■ **Data under study**

[Start of Attachment]

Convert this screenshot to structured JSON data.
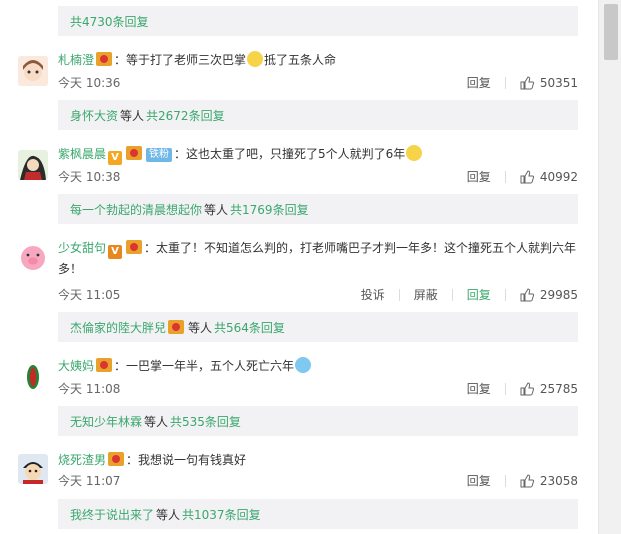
{
  "top": {
    "reply_count": "共4730条回复"
  },
  "comments": [
    {
      "name": "札楠澄",
      "text": "：等于打了老师三次巴掌",
      "text2": "抵了五条人命",
      "time": "今天 10:36",
      "reply_label": "回复",
      "likes": "50351",
      "sub": {
        "user": "身怀大资",
        "mid": "等人",
        "count": "共2672条回复"
      }
    },
    {
      "name": "紫枫晨晨",
      "tag": "铁粉",
      "text": "：这也太重了吧，只撞死了5个人就判了6年",
      "time": "今天 10:38",
      "reply_label": "回复",
      "likes": "40992",
      "sub": {
        "user": "每一个勃起的清晨想起你",
        "mid": "等人",
        "count": "共1769条回复"
      }
    },
    {
      "name": "少女甜句",
      "text": "：太重了！不知道怎么判的，打老师嘴巴子才判一年多！这个撞死五个人就判六年",
      "text_cont": "多！",
      "time": "今天 11:05",
      "report_label": "投诉",
      "block_label": "屏蔽",
      "reply_label": "回复",
      "likes": "29985",
      "sub": {
        "user": "杰倫家的陸大胖兒",
        "mid": "等人",
        "count": "共564条回复"
      }
    },
    {
      "name": "大姨妈",
      "text": "：一巴掌一年半，五个人死亡六年",
      "time": "今天 11:08",
      "reply_label": "回复",
      "likes": "25785",
      "sub": {
        "user": "无知少年林霖",
        "mid": "等人",
        "count": "共535条回复"
      }
    },
    {
      "name": "烧死渣男",
      "text": "：我想说一句有钱真好",
      "time": "今天 11:07",
      "reply_label": "回复",
      "likes": "23058",
      "sub": {
        "user": "我终于说出来了",
        "mid": "等人",
        "count": "共1037条回复"
      }
    }
  ]
}
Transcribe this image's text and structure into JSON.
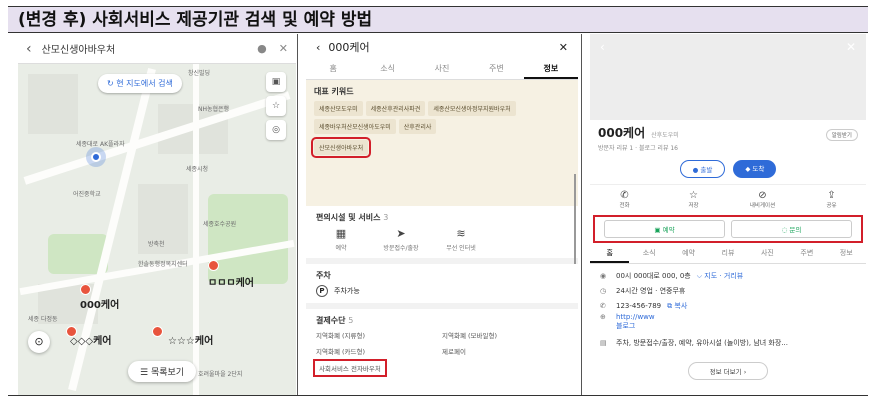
{
  "title": "(변경 후) 사회서비스 제공기관 검색 및 예약 방법",
  "map": {
    "search_query": "산모신생아바우처",
    "research_button": "현 지도에서 검색",
    "list_button": "목록보기",
    "place_labels": [
      "ㅁㅁㅁ케어",
      "000케어",
      "◇◇◇케어",
      "☆☆☆케어"
    ],
    "street_labels": [
      "창신빌딩",
      "세종대로 AK플라자",
      "NH농협은행",
      "세종시청",
      "어진중학교",
      "세종호수공원",
      "방축천",
      "한솔동행정복지센터",
      "세종 다정동",
      "호려울마을 2단지"
    ]
  },
  "info": {
    "name": "000케어",
    "tabs": [
      "홈",
      "소식",
      "사진",
      "주변",
      "정보"
    ],
    "active_tab": "정보",
    "keywords_title": "대표 키워드",
    "keywords": [
      "세종산모도우미",
      "세종산후관리사파견",
      "세종산모신생아정부지원바우처",
      "세종바우처산모신생아도우미",
      "산후관리사",
      "산모신생아바우처"
    ],
    "facilities_title": "편의시설 및 서비스",
    "facilities_count": "3",
    "facilities": [
      "예약",
      "방문접수/출장",
      "무선 인터넷"
    ],
    "parking_title": "주차",
    "parking_text": "주차가능",
    "payment_title": "결제수단",
    "payment_count": "5",
    "payments": [
      "지역화폐 (지류형)",
      "지역화폐 (모바일형)",
      "지역화폐 (카드형)",
      "제로페이",
      "사회서비스 전자바우처"
    ]
  },
  "detail": {
    "name": "000케어",
    "category": "산후도우미",
    "reviews": "방문자 리뷰 1 · 블로그 리뷰 16",
    "save_label": "알림받기",
    "depart": "출발",
    "arrive": "도착",
    "actions": [
      "전화",
      "저장",
      "내비게이션",
      "공유"
    ],
    "book": "예약",
    "inquiry": "문의",
    "tabs": [
      "홈",
      "소식",
      "예약",
      "리뷰",
      "사진",
      "주변",
      "정보"
    ],
    "address": "00시 000대로 000, 0층",
    "address_sub": "지도 · 거리뷰",
    "hours": "24시간 영업 · 연중무휴",
    "phone": "123-456-789",
    "copy": "복사",
    "website": "http://www",
    "blog": "블로그",
    "amenities": "주차, 방문접수/출장, 예약, 유아시설 (놀이방), 남녀 화장...",
    "more": "정보 더보기"
  }
}
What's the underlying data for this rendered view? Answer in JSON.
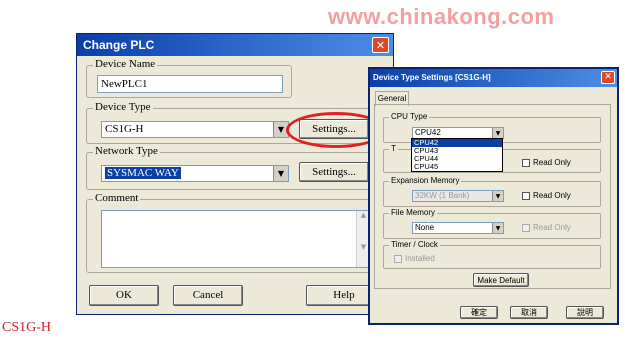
{
  "watermark": "www.chinakong.com",
  "caption": "CS1G-H",
  "change_plc": {
    "title": "Change PLC",
    "device_name": {
      "label": "Device Name",
      "value": "NewPLC1"
    },
    "device_type": {
      "label": "Device Type",
      "value": "CS1G-H",
      "settings_label": "Settings..."
    },
    "network_type": {
      "label": "Network Type",
      "value": "SYSMAC WAY",
      "settings_label": "Settings..."
    },
    "comment": {
      "label": "Comment",
      "value": ""
    },
    "buttons": {
      "ok": "OK",
      "cancel": "Cancel",
      "help": "Help"
    }
  },
  "device_type_settings": {
    "title": "Device Type Settings [CS1G-H]",
    "tab": "General",
    "cpu_type": {
      "label": "CPU Type",
      "value": "CPU42",
      "options": [
        "CPU42",
        "CPU43",
        "CPU44",
        "CPU45"
      ],
      "highlighted": "CPU42"
    },
    "program_memory": {
      "label_fragment": "T",
      "read_only_label": "Read Only"
    },
    "expansion_memory": {
      "label": "Expansion Memory",
      "value": "32KW (1 Bank)",
      "read_only_label": "Read Only"
    },
    "file_memory": {
      "label": "File Memory",
      "value": "None",
      "read_only_label": "Read Only"
    },
    "timer_clock": {
      "label": "Timer / Clock",
      "installed_label": "Installed"
    },
    "make_default_label": "Make Default",
    "buttons": {
      "ok": "確定",
      "cancel": "取消",
      "help": "說明"
    }
  },
  "colors": {
    "title_bar": "#0a3fa8",
    "dialog_bg": "#ece9d8",
    "annotation_red": "#e02020",
    "selection": "#0a3fa8"
  }
}
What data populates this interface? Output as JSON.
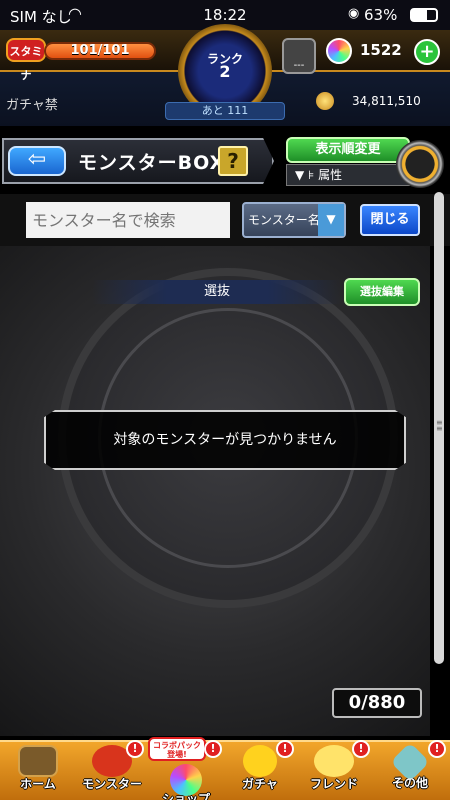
{
  "status_bar": {
    "carrier": "SIM なし",
    "time": "18:22",
    "battery": "63%"
  },
  "header": {
    "stamina_label": "スタミナ",
    "stamina_value": "101/101",
    "rank_label": "ランク",
    "rank_value": "2",
    "rank_remaining": "あと 111",
    "helper_text": "---",
    "orb_count": "1522",
    "orb_plus": "+",
    "gacha_ban": "ガチャ禁",
    "gold": "34,811,510"
  },
  "box": {
    "back_arrow": "⇦",
    "title": "モンスターBOX",
    "help_label": "?",
    "sort_label": "表示順変更",
    "filter_label": "属性"
  },
  "search": {
    "placeholder": "モンスター名で検索",
    "select_value": "モンスター名",
    "select_arrow": "▼",
    "close_label": "閉じる"
  },
  "main": {
    "section_title": "選抜",
    "edit_label": "選抜編集",
    "empty_message": "対象のモンスターが見つかりません",
    "count": "0/880"
  },
  "nav": {
    "items": [
      {
        "label": "ホーム",
        "badge": ""
      },
      {
        "label": "モンスター",
        "badge": "!"
      },
      {
        "label": "ショップ",
        "badge": "!"
      },
      {
        "label": "ガチャ",
        "badge": "!"
      },
      {
        "label": "フレンド",
        "badge": "!"
      },
      {
        "label": "その他",
        "badge": "!"
      }
    ],
    "promo": "コラボパック登場!"
  },
  "colors": {
    "accent_green": "#2bc43b",
    "accent_blue": "#1a66d0",
    "nav_orange": "#f2a62b"
  }
}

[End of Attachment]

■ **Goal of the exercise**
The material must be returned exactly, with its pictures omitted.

■ **Written solution**
Convert this screenshot to structured JSON data.
{
  "top": {
    "reply_count": "共4730条回复"
  },
  "comments": [
    {
      "name": "札楠澄",
      "text": "：等于打了老师三次巴掌",
      "text2": "抵了五条人命",
      "time": "今天 10:36",
      "reply_label": "回复",
      "likes": "50351",
      "sub": {
        "user": "身怀大资",
        "mid": "等人",
        "count": "共2672条回复"
      }
    },
    {
      "name": "紫枫晨晨",
      "tag": "铁粉",
      "text": "：这也太重了吧，只撞死了5个人就判了6年",
      "time": "今天 10:38",
      "reply_label": "回复",
      "likes": "40992",
      "sub": {
        "user": "每一个勃起的清晨想起你",
        "mid": "等人",
        "count": "共1769条回复"
      }
    },
    {
      "name": "少女甜句",
      "text": "：太重了！不知道怎么判的，打老师嘴巴子才判一年多！这个撞死五个人就判六年",
      "text_cont": "多！",
      "time": "今天 11:05",
      "report_label": "投诉",
      "block_label": "屏蔽",
      "reply_label": "回复",
      "likes": "29985",
      "sub": {
        "user": "杰倫家的陸大胖兒",
        "mid": "等人",
        "count": "共564条回复"
      }
    },
    {
      "name": "大姨妈",
      "text": "：一巴掌一年半，五个人死亡六年",
      "time": "今天 11:08",
      "reply_label": "回复",
      "likes": "25785",
      "sub": {
        "user": "无知少年林霖",
        "mid": "等人",
        "count": "共535条回复"
      }
    },
    {
      "name": "烧死渣男",
      "text": "：我想说一句有钱真好",
      "time": "今天 11:07",
      "reply_label": "回复",
      "likes": "23058",
      "sub": {
        "user": "我终于说出来了",
        "mid": "等人",
        "count": "共1037条回复"
      }
    }
  ]
}
Transcribe this image's text and structure into JSON.
{
  "title": "(변경 후) 사회서비스 제공기관 검색 및 예약 방법",
  "map": {
    "search_query": "산모신생아바우처",
    "research_button": "현 지도에서 검색",
    "list_button": "목록보기",
    "place_labels": [
      "ㅁㅁㅁ케어",
      "000케어",
      "◇◇◇케어",
      "☆☆☆케어"
    ],
    "street_labels": [
      "창신빌딩",
      "세종대로 AK플라자",
      "NH농협은행",
      "세종시청",
      "어진중학교",
      "세종호수공원",
      "방축천",
      "한솔동행정복지센터",
      "세종 다정동",
      "호려울마을 2단지"
    ]
  },
  "info": {
    "name": "000케어",
    "tabs": [
      "홈",
      "소식",
      "사진",
      "주변",
      "정보"
    ],
    "active_tab": "정보",
    "keywords_title": "대표 키워드",
    "keywords": [
      "세종산모도우미",
      "세종산후관리사파견",
      "세종산모신생아정부지원바우처",
      "세종바우처산모신생아도우미",
      "산후관리사",
      "산모신생아바우처"
    ],
    "facilities_title": "편의시설 및 서비스",
    "facilities_count": "3",
    "facilities": [
      "예약",
      "방문접수/출장",
      "무선 인터넷"
    ],
    "parking_title": "주차",
    "parking_text": "주차가능",
    "payment_title": "결제수단",
    "payment_count": "5",
    "payments": [
      "지역화폐 (지류형)",
      "지역화폐 (모바일형)",
      "지역화폐 (카드형)",
      "제로페이",
      "사회서비스 전자바우처"
    ]
  },
  "detail": {
    "name": "000케어",
    "category": "산후도우미",
    "reviews": "방문자 리뷰 1 · 블로그 리뷰 16",
    "save_label": "알림받기",
    "depart": "출발",
    "arrive": "도착",
    "actions": [
      "전화",
      "저장",
      "내비게이션",
      "공유"
    ],
    "book": "예약",
    "inquiry": "문의",
    "tabs": [
      "홈",
      "소식",
      "예약",
      "리뷰",
      "사진",
      "주변",
      "정보"
    ],
    "address": "00시 000대로 000, 0층",
    "address_sub": "지도 · 거리뷰",
    "hours": "24시간 영업 · 연중무휴",
    "phone": "123-456-789",
    "copy": "복사",
    "website": "http://www",
    "blog": "블로그",
    "amenities": "주차, 방문접수/출장, 예약, 유아시설 (놀이방), 남녀 화장...",
    "more": "정보 더보기"
  }
}
What's the underlying data for this rendered view? Answer in JSON.
{
  "watermark": "www.chinakong.com",
  "caption": "CS1G-H",
  "change_plc": {
    "title": "Change PLC",
    "device_name": {
      "label": "Device Name",
      "value": "NewPLC1"
    },
    "device_type": {
      "label": "Device Type",
      "value": "CS1G-H",
      "settings_label": "Settings..."
    },
    "network_type": {
      "label": "Network Type",
      "value": "SYSMAC WAY",
      "settings_label": "Settings..."
    },
    "comment": {
      "label": "Comment",
      "value": ""
    },
    "buttons": {
      "ok": "OK",
      "cancel": "Cancel",
      "help": "Help"
    }
  },
  "device_type_settings": {
    "title": "Device Type Settings [CS1G-H]",
    "tab": "General",
    "cpu_type": {
      "label": "CPU Type",
      "value": "CPU42",
      "options": [
        "CPU42",
        "CPU43",
        "CPU44",
        "CPU45"
      ],
      "highlighted": "CPU42"
    },
    "program_memory": {
      "label_fragment": "T",
      "read_only_label": "Read Only"
    },
    "expansion_memory": {
      "label": "Expansion Memory",
      "value": "32KW (1 Bank)",
      "read_only_label": "Read Only"
    },
    "file_memory": {
      "label": "File Memory",
      "value": "None",
      "read_only_label": "Read Only"
    },
    "timer_clock": {
      "label": "Timer / Clock",
      "installed_label": "Installed"
    },
    "make_default_label": "Make Default",
    "buttons": {
      "ok": "確定",
      "cancel": "取消",
      "help": "說明"
    }
  },
  "colors": {
    "title_bar": "#0a3fa8",
    "dialog_bg": "#ece9d8",
    "annotation_red": "#e02020",
    "selection": "#0a3fa8"
  }
}
What data populates this interface? Output as JSON.
{
  "status_bar": {
    "carrier": "SIM なし",
    "time": "18:22",
    "battery": "63%"
  },
  "header": {
    "stamina_label": "スタミナ",
    "stamina_value": "101/101",
    "rank_label": "ランク",
    "rank_value": "2",
    "rank_remaining": "あと 111",
    "helper_text": "---",
    "orb_count": "1522",
    "orb_plus": "+",
    "gacha_ban": "ガチャ禁",
    "gold": "34,811,510"
  },
  "box": {
    "back_arrow": "⇦",
    "title": "モンスターBOX",
    "help_label": "?",
    "sort_label": "表示順変更",
    "filter_label": "属性"
  },
  "search": {
    "placeholder": "モンスター名で検索",
    "select_value": "モンスター名",
    "select_arrow": "▼",
    "close_label": "閉じる"
  },
  "main": {
    "section_title": "選抜",
    "edit_label": "選抜編集",
    "empty_message": "対象のモンスターが見つかりません",
    "count": "0/880"
  },
  "nav": {
    "items": [
      {
        "label": "ホーム",
        "badge": ""
      },
      {
        "label": "モンスター",
        "badge": "!"
      },
      {
        "label": "ショップ",
        "badge": "!"
      },
      {
        "label": "ガチャ",
        "badge": "!"
      },
      {
        "label": "フレンド",
        "badge": "!"
      },
      {
        "label": "その他",
        "badge": "!"
      }
    ],
    "promo": "コラボパック登場!"
  },
  "colors": {
    "accent_green": "#2bc43b",
    "accent_blue": "#1a66d0",
    "nav_orange": "#f2a62b"
  }
}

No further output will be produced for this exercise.